▸ **What you are asked to do**
When you have gone through the records, report how many lines include "from", giving the number and nothing more.
[Records for processing — start]
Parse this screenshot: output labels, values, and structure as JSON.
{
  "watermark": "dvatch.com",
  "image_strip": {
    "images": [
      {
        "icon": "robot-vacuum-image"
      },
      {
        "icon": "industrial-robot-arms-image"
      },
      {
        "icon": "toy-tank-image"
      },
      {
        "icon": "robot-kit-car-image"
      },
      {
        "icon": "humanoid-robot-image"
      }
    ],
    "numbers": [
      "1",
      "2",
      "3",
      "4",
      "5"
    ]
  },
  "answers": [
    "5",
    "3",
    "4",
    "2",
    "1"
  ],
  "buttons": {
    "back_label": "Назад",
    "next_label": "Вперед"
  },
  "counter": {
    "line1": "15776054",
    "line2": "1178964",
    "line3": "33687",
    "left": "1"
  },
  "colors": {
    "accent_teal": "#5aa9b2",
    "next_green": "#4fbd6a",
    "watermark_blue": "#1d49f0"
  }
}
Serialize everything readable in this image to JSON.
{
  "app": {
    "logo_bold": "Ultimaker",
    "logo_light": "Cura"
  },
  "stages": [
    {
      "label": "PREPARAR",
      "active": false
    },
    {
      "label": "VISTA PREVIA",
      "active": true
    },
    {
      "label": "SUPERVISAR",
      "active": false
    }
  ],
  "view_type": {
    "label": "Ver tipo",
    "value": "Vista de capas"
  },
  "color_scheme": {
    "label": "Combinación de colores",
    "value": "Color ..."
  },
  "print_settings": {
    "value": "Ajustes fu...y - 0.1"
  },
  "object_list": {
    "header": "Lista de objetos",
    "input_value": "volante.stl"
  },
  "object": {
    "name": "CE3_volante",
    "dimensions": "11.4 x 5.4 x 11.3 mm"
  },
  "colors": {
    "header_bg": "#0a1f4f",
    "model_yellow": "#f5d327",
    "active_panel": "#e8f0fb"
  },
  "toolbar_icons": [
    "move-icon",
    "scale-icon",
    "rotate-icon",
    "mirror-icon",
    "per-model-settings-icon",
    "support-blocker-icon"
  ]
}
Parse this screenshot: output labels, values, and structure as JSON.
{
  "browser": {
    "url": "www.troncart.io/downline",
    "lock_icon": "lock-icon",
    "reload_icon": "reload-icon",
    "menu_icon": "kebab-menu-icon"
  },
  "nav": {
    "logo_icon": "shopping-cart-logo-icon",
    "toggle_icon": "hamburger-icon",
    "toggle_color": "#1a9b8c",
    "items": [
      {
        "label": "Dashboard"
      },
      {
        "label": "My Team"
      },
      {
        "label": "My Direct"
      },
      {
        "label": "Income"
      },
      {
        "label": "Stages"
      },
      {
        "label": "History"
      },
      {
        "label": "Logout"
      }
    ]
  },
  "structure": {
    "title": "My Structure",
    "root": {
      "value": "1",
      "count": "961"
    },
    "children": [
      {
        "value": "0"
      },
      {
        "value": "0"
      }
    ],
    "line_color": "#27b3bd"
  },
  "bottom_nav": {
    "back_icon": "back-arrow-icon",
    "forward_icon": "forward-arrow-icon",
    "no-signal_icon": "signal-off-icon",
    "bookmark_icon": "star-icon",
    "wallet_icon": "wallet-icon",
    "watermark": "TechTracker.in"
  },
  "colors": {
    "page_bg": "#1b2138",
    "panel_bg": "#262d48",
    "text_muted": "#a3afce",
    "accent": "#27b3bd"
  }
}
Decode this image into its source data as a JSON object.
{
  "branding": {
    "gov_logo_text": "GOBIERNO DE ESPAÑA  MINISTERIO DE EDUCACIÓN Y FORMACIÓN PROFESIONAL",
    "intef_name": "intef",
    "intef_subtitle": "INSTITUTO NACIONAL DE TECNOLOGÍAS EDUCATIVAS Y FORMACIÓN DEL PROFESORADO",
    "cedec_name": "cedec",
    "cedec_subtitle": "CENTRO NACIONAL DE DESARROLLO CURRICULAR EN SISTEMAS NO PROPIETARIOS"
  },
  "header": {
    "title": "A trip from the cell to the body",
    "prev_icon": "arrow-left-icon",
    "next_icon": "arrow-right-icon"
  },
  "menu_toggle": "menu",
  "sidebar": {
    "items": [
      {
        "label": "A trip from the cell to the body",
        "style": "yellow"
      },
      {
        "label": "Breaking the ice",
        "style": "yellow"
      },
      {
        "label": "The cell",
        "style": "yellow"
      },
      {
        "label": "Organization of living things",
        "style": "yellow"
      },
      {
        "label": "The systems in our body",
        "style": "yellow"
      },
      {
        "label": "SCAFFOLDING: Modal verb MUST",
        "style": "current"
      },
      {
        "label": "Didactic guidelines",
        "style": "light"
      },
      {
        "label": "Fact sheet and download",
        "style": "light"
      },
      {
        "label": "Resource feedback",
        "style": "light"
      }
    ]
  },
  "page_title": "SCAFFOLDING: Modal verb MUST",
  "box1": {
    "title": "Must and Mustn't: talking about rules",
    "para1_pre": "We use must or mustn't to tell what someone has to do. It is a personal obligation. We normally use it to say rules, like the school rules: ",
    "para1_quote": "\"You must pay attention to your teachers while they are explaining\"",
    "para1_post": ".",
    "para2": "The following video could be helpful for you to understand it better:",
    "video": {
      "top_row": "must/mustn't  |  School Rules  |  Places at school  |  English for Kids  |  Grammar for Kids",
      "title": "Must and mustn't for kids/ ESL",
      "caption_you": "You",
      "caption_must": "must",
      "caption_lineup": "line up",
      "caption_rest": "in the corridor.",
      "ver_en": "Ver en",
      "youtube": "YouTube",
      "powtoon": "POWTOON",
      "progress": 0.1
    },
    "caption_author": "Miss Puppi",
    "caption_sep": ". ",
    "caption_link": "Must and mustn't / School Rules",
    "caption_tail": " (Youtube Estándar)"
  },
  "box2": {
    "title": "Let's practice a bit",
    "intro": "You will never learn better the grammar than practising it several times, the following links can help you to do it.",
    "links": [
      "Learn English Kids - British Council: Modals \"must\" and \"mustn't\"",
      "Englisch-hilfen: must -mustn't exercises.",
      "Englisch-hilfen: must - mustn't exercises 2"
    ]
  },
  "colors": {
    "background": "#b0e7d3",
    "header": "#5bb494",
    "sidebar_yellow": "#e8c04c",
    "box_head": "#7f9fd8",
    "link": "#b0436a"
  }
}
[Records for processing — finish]
▸ **The answer**
2